Over the past few years, Wungening has secured significant growth through the development of innovative, Aboriginal-led service delivery in justice, homelessness, family support and other areas. But in Wungening’s heart and in its history, alcohol and other drug (AOD) service delivery has always been a core reason for being. The organisation came about because of lobbying by the community when mainstream services were not responding effectively to the needs of Aboriginal people in the area of alcohol and substance challenges.

After 33 years of operation, the organisation has renewed attention back to that original promise of service delivery. Between October 2021 and November 2022, Wungening commenced planning for a new vision of AOD service delivery. We conducted a range of activities including focus groups, interviews with clients, partners and codesign sessions with across organisation participants. We listened to what clients, staff, our board, community and Elders told us. We looked at what our current AOD data tells us, what research literature tells us, and the shifts in local AOD trends. We are now developing a place-based AOD service model to meet the challenge of renewed relevance to all the above stakeholders, and the changes in the AOD landscape (for example, changes in our client profile from mainly alcohol/cannabis as the preferred drug of choice, to methamphetamine).

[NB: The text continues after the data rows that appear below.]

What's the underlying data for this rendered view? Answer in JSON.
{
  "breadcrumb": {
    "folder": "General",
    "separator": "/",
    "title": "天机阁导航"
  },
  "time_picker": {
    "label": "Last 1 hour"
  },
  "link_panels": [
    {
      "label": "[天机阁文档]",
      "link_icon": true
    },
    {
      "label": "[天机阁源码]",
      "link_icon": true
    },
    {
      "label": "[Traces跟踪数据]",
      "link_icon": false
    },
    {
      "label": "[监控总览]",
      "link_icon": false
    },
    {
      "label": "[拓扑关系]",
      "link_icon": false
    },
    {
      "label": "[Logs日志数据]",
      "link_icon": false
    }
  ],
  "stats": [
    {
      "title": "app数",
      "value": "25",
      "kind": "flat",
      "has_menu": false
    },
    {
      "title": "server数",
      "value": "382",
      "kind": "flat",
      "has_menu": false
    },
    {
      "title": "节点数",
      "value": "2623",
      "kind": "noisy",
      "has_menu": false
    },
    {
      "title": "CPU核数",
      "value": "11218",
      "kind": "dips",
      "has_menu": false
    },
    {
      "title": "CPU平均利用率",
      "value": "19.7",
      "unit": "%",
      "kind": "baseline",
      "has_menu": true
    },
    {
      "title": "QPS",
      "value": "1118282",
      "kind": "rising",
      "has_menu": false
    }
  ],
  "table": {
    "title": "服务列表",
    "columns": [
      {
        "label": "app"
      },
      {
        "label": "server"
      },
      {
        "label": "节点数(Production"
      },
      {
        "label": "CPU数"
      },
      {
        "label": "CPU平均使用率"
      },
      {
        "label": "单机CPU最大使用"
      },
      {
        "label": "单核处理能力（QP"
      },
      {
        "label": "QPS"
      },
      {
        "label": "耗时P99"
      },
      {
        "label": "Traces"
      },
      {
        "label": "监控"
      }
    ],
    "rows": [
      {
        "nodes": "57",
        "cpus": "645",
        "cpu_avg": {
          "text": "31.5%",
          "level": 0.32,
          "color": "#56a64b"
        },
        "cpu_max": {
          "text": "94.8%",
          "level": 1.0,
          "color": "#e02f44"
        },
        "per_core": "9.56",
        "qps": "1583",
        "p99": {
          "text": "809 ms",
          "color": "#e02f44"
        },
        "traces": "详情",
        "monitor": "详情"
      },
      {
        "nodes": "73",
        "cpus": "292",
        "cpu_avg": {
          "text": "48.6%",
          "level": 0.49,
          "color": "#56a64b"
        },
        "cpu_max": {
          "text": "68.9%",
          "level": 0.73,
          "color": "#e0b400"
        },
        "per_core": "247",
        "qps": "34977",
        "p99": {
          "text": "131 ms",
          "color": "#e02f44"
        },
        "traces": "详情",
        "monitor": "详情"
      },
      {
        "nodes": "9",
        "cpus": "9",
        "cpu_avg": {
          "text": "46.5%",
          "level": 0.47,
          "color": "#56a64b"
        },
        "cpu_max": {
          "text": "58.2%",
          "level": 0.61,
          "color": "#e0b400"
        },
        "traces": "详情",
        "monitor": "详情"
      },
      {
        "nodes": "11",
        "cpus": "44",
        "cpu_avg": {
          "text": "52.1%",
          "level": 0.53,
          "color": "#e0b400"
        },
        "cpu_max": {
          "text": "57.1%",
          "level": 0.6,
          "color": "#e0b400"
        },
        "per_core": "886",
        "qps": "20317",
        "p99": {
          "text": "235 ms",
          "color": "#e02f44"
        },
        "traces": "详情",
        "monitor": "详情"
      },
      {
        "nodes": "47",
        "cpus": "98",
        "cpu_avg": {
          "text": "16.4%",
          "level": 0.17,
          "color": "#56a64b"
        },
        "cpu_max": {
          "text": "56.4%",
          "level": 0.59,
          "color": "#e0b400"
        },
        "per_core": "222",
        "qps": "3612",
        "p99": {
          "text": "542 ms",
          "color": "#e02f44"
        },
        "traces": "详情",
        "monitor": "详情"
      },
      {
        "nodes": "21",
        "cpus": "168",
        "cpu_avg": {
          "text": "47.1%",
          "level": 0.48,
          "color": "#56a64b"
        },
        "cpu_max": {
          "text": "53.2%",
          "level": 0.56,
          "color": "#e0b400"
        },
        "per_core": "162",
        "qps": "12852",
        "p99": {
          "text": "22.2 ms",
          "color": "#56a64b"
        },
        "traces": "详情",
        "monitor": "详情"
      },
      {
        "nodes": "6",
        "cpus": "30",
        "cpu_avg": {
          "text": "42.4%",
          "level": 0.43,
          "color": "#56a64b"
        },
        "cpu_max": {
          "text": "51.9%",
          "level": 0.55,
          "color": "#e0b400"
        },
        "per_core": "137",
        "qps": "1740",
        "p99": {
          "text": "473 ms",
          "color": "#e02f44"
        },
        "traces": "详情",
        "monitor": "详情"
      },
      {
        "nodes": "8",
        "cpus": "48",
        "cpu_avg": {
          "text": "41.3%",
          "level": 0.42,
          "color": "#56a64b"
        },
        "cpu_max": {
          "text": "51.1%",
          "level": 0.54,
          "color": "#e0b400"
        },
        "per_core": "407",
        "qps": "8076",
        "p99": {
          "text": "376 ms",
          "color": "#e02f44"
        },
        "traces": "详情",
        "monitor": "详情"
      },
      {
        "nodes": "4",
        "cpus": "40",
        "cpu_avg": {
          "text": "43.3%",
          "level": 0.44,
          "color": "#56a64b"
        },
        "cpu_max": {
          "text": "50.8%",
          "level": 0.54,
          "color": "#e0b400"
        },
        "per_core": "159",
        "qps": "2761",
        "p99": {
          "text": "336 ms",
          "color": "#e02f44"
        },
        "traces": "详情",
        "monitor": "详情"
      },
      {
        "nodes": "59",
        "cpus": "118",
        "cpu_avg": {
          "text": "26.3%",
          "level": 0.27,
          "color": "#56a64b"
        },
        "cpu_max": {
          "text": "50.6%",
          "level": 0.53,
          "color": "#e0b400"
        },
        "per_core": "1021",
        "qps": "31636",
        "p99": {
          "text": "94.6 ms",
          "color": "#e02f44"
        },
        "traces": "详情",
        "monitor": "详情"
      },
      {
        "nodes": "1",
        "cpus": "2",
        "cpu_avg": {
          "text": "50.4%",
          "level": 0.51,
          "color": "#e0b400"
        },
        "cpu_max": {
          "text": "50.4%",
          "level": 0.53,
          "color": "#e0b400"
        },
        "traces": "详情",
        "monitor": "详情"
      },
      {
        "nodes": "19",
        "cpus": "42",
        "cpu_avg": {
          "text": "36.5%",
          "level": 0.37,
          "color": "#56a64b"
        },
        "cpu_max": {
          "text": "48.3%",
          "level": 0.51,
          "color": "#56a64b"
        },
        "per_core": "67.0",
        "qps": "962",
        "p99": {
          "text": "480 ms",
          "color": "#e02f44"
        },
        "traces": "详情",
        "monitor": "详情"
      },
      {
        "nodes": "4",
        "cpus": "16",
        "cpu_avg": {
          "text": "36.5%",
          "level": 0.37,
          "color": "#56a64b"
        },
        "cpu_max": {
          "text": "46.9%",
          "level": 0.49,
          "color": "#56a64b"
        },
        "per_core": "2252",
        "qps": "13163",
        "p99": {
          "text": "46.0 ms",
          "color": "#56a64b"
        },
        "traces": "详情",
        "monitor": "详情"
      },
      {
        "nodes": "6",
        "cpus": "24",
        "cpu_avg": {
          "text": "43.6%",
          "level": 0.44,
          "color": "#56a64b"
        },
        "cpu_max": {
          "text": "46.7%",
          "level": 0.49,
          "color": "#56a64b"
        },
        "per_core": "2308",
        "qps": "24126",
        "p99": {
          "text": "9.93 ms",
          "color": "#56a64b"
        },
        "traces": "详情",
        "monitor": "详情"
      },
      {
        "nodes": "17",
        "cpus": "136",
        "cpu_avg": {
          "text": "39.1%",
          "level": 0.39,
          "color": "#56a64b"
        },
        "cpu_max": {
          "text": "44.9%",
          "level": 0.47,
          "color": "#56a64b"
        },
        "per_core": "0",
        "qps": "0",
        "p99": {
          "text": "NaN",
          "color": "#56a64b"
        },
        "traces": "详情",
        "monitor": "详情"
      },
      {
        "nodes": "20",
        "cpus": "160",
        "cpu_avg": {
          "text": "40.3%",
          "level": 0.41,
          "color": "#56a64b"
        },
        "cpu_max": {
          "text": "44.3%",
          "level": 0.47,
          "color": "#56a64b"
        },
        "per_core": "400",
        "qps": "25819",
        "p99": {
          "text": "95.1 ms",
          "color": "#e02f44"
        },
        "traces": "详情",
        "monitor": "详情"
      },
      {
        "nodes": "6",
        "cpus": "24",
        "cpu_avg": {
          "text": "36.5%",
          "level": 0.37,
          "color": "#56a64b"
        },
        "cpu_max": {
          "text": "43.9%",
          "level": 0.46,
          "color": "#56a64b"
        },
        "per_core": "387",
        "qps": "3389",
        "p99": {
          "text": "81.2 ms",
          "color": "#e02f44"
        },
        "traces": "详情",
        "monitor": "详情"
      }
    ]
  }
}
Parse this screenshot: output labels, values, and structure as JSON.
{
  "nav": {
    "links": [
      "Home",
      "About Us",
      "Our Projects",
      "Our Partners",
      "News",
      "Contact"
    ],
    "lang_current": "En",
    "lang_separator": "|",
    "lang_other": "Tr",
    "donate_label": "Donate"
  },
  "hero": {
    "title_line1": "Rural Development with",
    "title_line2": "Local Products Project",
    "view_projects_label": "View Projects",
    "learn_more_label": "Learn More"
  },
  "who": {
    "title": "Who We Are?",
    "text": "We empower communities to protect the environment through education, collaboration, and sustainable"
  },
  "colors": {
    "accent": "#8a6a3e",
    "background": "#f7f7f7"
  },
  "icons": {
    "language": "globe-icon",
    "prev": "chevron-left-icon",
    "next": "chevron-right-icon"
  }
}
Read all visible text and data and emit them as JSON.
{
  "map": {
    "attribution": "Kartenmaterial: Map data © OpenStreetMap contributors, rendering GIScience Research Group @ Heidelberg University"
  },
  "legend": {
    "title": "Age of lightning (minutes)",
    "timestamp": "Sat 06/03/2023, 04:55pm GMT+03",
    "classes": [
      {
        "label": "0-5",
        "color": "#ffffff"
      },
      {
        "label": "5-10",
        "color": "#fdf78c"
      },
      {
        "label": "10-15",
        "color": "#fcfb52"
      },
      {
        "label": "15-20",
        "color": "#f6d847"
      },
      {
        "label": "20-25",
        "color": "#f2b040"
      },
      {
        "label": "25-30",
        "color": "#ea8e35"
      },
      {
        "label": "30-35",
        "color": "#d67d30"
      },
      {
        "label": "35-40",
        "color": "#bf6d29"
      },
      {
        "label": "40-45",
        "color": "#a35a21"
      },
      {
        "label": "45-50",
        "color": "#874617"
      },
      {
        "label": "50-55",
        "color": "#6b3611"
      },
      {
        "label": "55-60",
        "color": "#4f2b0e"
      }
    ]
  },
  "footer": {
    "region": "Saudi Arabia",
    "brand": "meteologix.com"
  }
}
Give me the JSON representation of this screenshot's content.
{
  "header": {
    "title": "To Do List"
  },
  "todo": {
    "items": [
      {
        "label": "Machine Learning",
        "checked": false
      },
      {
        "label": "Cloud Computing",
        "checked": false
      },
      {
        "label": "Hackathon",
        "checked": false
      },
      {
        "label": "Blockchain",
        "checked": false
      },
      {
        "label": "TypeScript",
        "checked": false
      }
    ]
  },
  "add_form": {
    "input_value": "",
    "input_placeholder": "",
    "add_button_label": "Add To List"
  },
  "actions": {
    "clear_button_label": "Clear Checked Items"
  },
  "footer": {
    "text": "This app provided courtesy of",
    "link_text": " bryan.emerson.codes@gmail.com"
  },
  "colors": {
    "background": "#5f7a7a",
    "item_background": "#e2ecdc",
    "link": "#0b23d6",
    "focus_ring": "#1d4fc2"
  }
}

This research project is a values-based, developmental evaluation of the developing Ngalla Wirrin Wungening (our spirit healing) alcohol and other drug (AOD) program. The research will support the testing of new ways of working at Wungening and contribute to the evidence base for culturally embedded approaches to AOD treatment in the current landscape.

‘The reason why we’re in this evaluation co-research group, to me, is about diversity. So that we are able to share diverse knowledge coming from our different mobs. Because we’re diverse, and because we work in this field, we all have the same goal – so that we can have a look at how we can improve Ngalla Wirrin Wungening ways of working for the mob out there.’
– Co-research group member, on how they think the Lowitja-funded project is going to impact the Aboriginal community.

‘This project is important to me because this here is a big area that I align to and wanted to join in on – this team, this group, this evaluation – because, there are issues for our mob and there’s not much yarning around about things and I think myself and my experience and being able to share, in our mob’s words, I can pass on their voices. And I can help make sure that’s being put into evaluations and research out there.’
– Co-research group member on why they wanted to take part in the evaluation

Wungening_1st meeting photo

Acknowledgement of Country

We acknowledge the traditional owners of the land across Australia and pay our respects to their Elders past, present and future. Aboriginal and Torres Strait Islander people should be aware that this website may contain images, voices and names of deceased persons.